● Items from an interface collection:
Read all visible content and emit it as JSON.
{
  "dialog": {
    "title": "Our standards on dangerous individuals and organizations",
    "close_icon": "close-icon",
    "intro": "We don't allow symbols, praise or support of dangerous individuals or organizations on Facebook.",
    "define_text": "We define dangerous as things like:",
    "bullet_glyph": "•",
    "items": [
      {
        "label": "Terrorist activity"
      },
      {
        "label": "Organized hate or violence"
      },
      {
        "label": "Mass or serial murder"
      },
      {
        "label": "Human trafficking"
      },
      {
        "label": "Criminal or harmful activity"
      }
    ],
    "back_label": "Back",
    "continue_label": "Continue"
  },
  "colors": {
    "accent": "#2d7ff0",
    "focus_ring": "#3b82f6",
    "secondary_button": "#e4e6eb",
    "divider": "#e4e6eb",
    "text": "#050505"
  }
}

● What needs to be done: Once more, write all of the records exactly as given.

● Exercise output:
Read all visible content and emit it as JSON.
{
  "dialog": {
    "title": "Our standards on dangerous individuals and organizations",
    "close_icon": "close-icon",
    "intro": "We don't allow symbols, praise or support of dangerous individuals or organizations on Facebook.",
    "define_text": "We define dangerous as things like:",
    "bullet_glyph": "•",
    "items": [
      {
        "label": "Terrorist activity"
      },
      {
        "label": "Organized hate or violence"
      },
      {
        "label": "Mass or serial murder"
      },
      {
        "label": "Human trafficking"
      },
      {
        "label": "Criminal or harmful activity"
      }
    ],
    "back_label": "Back",
    "continue_label": "Continue"
  },
  "colors": {
    "accent": "#2d7ff0",
    "focus_ring": "#3b82f6",
    "secondary_button": "#e4e6eb",
    "divider": "#e4e6eb",
    "text": "#050505"
  }
}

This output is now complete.